# What the task asks
Going through the listing below, work out how many lines include "kind" and give that number by itself.

# Supplied material
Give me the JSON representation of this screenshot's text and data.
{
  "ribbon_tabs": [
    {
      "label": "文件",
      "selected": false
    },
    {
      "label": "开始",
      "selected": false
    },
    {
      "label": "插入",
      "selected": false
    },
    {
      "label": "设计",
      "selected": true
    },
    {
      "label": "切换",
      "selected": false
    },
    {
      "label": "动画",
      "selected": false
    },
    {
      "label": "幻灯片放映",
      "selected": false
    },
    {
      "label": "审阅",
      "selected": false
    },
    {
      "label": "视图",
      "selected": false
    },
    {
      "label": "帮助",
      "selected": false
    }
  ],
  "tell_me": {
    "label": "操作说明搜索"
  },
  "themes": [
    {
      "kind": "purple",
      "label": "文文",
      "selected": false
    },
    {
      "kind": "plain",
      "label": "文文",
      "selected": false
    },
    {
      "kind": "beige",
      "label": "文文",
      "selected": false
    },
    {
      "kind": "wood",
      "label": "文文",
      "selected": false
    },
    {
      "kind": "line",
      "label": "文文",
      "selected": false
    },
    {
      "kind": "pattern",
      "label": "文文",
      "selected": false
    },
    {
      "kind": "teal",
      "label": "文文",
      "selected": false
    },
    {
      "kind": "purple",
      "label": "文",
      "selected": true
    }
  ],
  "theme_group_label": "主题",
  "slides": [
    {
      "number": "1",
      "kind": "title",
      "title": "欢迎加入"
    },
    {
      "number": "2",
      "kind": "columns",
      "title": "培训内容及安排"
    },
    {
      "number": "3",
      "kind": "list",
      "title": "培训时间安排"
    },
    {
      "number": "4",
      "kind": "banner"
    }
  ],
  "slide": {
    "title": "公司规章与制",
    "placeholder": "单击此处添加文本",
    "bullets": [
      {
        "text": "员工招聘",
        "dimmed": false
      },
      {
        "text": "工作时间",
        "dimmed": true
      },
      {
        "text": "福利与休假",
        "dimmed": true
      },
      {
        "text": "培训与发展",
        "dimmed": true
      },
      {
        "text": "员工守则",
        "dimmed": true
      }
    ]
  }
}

# Written response
12